▶ **Aim of the task**
Only lines with the string "Received" should be returned from the data below.

▶ **Available data**
------------------------------------------------------------

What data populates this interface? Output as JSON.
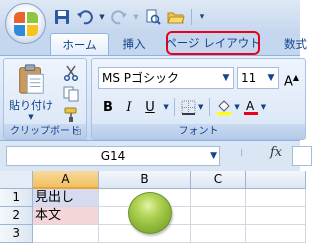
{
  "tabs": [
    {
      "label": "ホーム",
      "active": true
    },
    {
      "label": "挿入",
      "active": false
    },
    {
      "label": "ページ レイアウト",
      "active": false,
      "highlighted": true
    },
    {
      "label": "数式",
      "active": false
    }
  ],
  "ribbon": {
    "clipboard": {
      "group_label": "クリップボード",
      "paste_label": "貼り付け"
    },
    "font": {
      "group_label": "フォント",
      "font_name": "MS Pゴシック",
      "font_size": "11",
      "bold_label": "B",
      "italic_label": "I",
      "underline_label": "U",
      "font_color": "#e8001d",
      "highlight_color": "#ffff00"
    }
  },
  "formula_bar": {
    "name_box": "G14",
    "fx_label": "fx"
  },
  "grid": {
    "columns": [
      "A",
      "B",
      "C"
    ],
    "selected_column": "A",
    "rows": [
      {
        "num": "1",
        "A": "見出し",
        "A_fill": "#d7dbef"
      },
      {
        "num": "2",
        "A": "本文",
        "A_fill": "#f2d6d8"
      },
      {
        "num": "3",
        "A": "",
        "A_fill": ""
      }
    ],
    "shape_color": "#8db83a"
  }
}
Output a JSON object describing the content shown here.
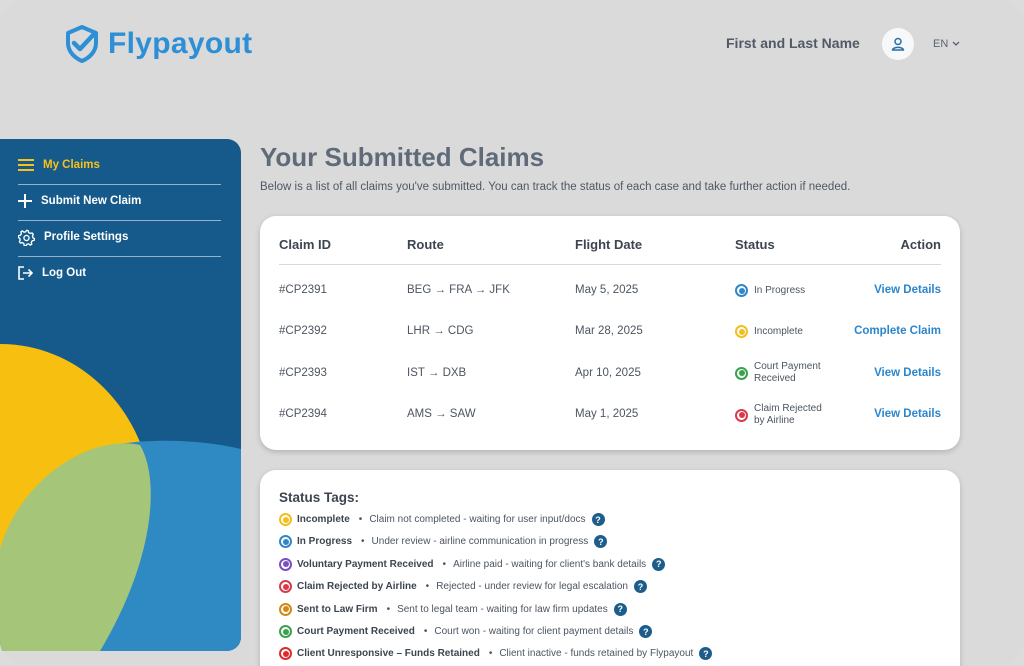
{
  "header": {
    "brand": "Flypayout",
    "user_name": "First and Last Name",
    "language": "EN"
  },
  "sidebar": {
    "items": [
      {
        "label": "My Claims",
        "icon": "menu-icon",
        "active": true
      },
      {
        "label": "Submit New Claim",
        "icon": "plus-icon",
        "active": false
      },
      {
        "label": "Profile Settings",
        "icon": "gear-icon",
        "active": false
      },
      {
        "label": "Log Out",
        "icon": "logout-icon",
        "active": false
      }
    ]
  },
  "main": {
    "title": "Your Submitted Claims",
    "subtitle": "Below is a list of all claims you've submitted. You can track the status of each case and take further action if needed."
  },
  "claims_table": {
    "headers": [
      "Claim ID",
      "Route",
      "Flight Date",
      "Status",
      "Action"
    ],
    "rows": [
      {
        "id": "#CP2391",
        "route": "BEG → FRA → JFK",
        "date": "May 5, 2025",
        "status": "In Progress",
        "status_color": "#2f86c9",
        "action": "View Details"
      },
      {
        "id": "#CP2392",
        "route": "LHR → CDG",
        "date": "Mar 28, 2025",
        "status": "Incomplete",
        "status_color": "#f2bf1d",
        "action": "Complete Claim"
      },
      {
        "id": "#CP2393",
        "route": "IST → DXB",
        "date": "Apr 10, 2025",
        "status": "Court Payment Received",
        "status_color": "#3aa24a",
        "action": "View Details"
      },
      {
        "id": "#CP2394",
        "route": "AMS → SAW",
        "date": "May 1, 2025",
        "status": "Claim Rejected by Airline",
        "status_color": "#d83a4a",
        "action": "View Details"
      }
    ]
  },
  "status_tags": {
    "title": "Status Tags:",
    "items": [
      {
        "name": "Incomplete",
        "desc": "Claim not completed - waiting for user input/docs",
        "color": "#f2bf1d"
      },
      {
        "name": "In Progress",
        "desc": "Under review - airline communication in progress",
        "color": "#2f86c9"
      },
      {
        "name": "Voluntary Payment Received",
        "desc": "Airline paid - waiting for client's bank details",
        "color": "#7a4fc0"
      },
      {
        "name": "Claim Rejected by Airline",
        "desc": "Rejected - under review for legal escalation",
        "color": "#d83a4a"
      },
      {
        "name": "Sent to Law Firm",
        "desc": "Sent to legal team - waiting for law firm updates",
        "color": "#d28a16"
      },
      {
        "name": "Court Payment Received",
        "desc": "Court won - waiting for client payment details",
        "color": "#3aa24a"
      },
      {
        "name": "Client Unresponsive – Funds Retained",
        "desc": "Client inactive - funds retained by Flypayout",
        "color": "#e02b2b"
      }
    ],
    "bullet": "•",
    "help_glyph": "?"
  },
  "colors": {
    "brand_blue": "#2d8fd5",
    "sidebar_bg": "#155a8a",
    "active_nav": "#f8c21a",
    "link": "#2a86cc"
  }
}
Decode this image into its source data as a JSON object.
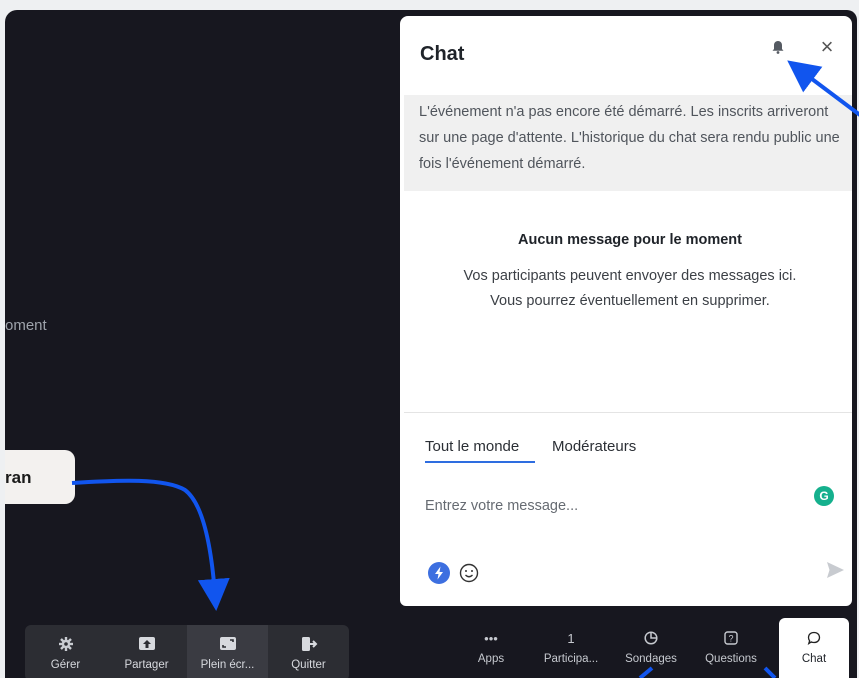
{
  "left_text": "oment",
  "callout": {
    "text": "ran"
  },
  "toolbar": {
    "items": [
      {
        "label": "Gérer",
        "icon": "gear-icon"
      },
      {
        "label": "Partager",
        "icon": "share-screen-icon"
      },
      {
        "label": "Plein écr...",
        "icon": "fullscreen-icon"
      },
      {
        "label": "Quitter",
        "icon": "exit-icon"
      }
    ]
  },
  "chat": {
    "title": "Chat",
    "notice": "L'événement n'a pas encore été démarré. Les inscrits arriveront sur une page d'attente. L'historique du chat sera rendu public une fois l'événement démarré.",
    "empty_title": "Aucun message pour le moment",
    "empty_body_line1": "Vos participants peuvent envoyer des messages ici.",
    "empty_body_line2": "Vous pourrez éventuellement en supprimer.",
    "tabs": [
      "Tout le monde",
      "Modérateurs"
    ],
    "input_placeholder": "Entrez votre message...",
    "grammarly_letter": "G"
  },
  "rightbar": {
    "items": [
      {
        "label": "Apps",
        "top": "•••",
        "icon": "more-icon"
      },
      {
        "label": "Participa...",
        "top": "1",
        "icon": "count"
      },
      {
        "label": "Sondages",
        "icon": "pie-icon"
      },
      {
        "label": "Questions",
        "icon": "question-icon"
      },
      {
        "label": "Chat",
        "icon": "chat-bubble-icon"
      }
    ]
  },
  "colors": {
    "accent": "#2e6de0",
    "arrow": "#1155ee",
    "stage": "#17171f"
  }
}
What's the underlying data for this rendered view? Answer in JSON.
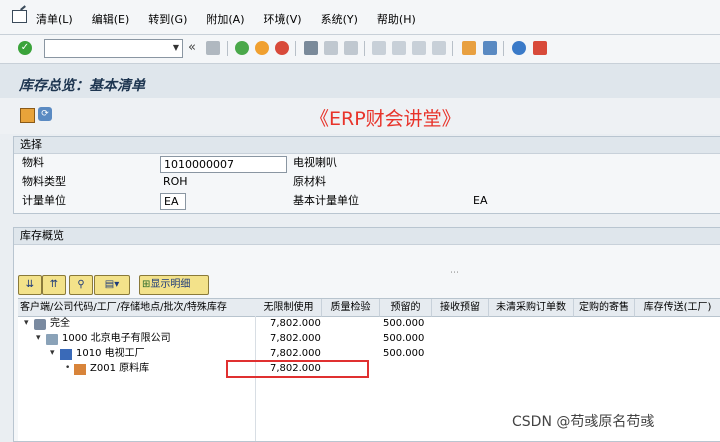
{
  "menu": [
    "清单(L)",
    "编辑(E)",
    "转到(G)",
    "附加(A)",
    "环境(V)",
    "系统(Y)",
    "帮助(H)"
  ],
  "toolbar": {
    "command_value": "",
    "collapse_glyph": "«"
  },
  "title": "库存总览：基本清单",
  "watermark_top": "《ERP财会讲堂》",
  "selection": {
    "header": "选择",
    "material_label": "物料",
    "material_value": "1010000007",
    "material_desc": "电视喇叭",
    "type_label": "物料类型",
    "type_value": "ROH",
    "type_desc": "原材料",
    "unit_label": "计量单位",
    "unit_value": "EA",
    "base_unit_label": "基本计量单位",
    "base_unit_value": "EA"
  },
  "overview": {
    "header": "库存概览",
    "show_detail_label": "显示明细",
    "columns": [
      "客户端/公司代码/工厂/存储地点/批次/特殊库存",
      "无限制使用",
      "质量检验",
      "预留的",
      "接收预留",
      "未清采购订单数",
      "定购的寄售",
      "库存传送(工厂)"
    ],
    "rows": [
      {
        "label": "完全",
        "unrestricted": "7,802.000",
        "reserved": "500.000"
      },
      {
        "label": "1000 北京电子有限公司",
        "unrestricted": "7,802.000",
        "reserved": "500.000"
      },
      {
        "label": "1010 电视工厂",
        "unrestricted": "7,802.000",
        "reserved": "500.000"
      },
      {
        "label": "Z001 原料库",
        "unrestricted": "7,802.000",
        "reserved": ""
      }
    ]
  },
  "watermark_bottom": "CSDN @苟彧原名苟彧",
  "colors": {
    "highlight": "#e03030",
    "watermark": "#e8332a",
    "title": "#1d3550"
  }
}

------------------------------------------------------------

▶ **Completed task**
        "status": "Court Payment Received",
        "name": "Voluntary Payment Received",
        "name": "Court Payment Received",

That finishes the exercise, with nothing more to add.